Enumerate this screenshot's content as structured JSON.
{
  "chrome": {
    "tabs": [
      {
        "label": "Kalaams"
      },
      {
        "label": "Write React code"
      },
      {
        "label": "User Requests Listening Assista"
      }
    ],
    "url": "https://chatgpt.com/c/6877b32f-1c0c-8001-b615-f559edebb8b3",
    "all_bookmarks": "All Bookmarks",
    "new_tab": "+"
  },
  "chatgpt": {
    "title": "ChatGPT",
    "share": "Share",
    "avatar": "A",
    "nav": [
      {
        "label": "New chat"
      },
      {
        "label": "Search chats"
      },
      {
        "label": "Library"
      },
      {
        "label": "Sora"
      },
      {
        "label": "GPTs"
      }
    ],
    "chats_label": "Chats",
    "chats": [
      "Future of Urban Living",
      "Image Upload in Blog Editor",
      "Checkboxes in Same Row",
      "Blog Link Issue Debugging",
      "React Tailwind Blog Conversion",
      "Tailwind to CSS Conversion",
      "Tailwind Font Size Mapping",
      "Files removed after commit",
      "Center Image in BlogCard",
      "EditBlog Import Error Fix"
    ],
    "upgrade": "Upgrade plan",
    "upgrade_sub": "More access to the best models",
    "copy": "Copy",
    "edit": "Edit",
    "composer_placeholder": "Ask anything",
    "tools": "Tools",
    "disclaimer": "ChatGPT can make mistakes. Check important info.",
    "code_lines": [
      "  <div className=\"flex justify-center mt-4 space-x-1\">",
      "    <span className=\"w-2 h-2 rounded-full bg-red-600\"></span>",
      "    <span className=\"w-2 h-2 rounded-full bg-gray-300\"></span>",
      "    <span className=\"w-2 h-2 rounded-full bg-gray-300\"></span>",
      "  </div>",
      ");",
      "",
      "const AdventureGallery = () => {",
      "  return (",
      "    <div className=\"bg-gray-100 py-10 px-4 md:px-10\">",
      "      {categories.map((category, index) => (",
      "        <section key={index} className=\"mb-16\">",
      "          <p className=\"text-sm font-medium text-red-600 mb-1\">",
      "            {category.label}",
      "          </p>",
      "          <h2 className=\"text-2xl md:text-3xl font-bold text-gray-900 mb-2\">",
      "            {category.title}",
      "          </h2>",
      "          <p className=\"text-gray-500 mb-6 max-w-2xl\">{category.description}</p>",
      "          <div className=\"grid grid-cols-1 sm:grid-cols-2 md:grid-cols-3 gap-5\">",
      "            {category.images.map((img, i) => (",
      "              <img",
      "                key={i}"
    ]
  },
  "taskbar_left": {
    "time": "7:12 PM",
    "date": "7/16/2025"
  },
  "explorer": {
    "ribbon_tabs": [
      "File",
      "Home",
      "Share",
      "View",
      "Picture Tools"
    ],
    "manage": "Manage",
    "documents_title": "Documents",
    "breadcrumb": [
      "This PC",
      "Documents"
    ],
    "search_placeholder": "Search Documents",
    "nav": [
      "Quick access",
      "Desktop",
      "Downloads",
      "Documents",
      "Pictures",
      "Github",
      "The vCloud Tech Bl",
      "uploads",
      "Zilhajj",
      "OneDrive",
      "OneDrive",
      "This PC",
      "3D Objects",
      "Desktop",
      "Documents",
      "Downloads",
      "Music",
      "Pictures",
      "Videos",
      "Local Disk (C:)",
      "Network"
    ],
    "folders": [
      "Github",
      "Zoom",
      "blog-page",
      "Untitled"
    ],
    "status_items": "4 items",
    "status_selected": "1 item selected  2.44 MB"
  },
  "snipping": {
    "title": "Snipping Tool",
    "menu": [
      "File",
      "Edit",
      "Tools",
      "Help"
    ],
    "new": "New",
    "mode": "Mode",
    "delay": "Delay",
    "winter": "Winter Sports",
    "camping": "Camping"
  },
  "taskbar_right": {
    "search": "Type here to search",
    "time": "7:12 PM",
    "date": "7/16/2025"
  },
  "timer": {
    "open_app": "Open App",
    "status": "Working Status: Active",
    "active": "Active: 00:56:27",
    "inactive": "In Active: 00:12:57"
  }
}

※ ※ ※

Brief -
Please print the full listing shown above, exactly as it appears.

Answer space -
Enumerate this screenshot's content as structured JSON.
{
  "chrome": {
    "tabs": [
      {
        "label": "Kalaams"
      },
      {
        "label": "Write React code"
      },
      {
        "label": "User Requests Listening Assista"
      }
    ],
    "url": "https://chatgpt.com/c/6877b32f-1c0c-8001-b615-f559edebb8b3",
    "all_bookmarks": "All Bookmarks",
    "new_tab": "+"
  },
  "chatgpt": {
    "title": "ChatGPT",
    "share": "Share",
    "avatar": "A",
    "nav": [
      {
        "label": "New chat"
      },
      {
        "label": "Search chats"
      },
      {
        "label": "Library"
      },
      {
        "label": "Sora"
      },
      {
        "label": "GPTs"
      }
    ],
    "chats_label": "Chats",
    "chats": [
      "Future of Urban Living",
      "Image Upload in Blog Editor",
      "Checkboxes in Same Row",
      "Blog Link Issue Debugging",
      "React Tailwind Blog Conversion",
      "Tailwind to CSS Conversion",
      "Tailwind Font Size Mapping",
      "Files removed after commit",
      "Center Image in BlogCard",
      "EditBlog Import Error Fix"
    ],
    "upgrade": "Upgrade plan",
    "upgrade_sub": "More access to the best models",
    "copy": "Copy",
    "edit": "Edit",
    "composer_placeholder": "Ask anything",
    "tools": "Tools",
    "disclaimer": "ChatGPT can make mistakes. Check important info.",
    "code_lines": [
      "  <div className=\"flex justify-center mt-4 space-x-1\">",
      "    <span className=\"w-2 h-2 rounded-full bg-red-600\"></span>",
      "    <span className=\"w-2 h-2 rounded-full bg-gray-300\"></span>",
      "    <span className=\"w-2 h-2 rounded-full bg-gray-300\"></span>",
      "  </div>",
      ");",
      "",
      "const AdventureGallery = () => {",
      "  return (",
      "    <div className=\"bg-gray-100 py-10 px-4 md:px-10\">",
      "      {categories.map((category, index) => (",
      "        <section key={index} className=\"mb-16\">",
      "          <p className=\"text-sm font-medium text-red-600 mb-1\">",
      "            {category.label}",
      "          </p>",
      "          <h2 className=\"text-2xl md:text-3xl font-bold text-gray-900 mb-2\">",
      "            {category.title}",
      "          </h2>",
      "          <p className=\"text-gray-500 mb-6 max-w-2xl\">{category.description}</p>",
      "          <div className=\"grid grid-cols-1 sm:grid-cols-2 md:grid-cols-3 gap-5\">",
      "            {category.images.map((img, i) => (",
      "              <img",
      "                key={i}"
    ]
  },
  "taskbar_left": {
    "time": "7:12 PM",
    "date": "7/16/2025"
  },
  "explorer": {
    "ribbon_tabs": [
      "File",
      "Home",
      "Share",
      "View",
      "Picture Tools"
    ],
    "manage": "Manage",
    "documents_title": "Documents",
    "breadcrumb": [
      "This PC",
      "Documents"
    ],
    "search_placeholder": "Search Documents",
    "nav": [
      "Quick access",
      "Desktop",
      "Downloads",
      "Documents",
      "Pictures",
      "Github",
      "The vCloud Tech Bl",
      "uploads",
      "Zilhajj",
      "OneDrive",
      "OneDrive",
      "This PC",
      "3D Objects",
      "Desktop",
      "Documents",
      "Downloads",
      "Music",
      "Pictures",
      "Videos",
      "Local Disk (C:)",
      "Network"
    ],
    "folders": [
      "Github",
      "Zoom",
      "blog-page",
      "Untitled"
    ],
    "status_items": "4 items",
    "status_selected": "1 item selected  2.44 MB"
  },
  "snipping": {
    "title": "Snipping Tool",
    "menu": [
      "File",
      "Edit",
      "Tools",
      "Help"
    ],
    "new": "New",
    "mode": "Mode",
    "delay": "Delay",
    "winter": "Winter Sports",
    "camping": "Camping"
  },
  "taskbar_right": {
    "search": "Type here to search",
    "time": "7:12 PM",
    "date": "7/16/2025"
  },
  "timer": {
    "open_app": "Open App",
    "status": "Working Status: Active",
    "active": "Active: 00:56:27",
    "inactive": "In Active: 00:12:57"
  }
}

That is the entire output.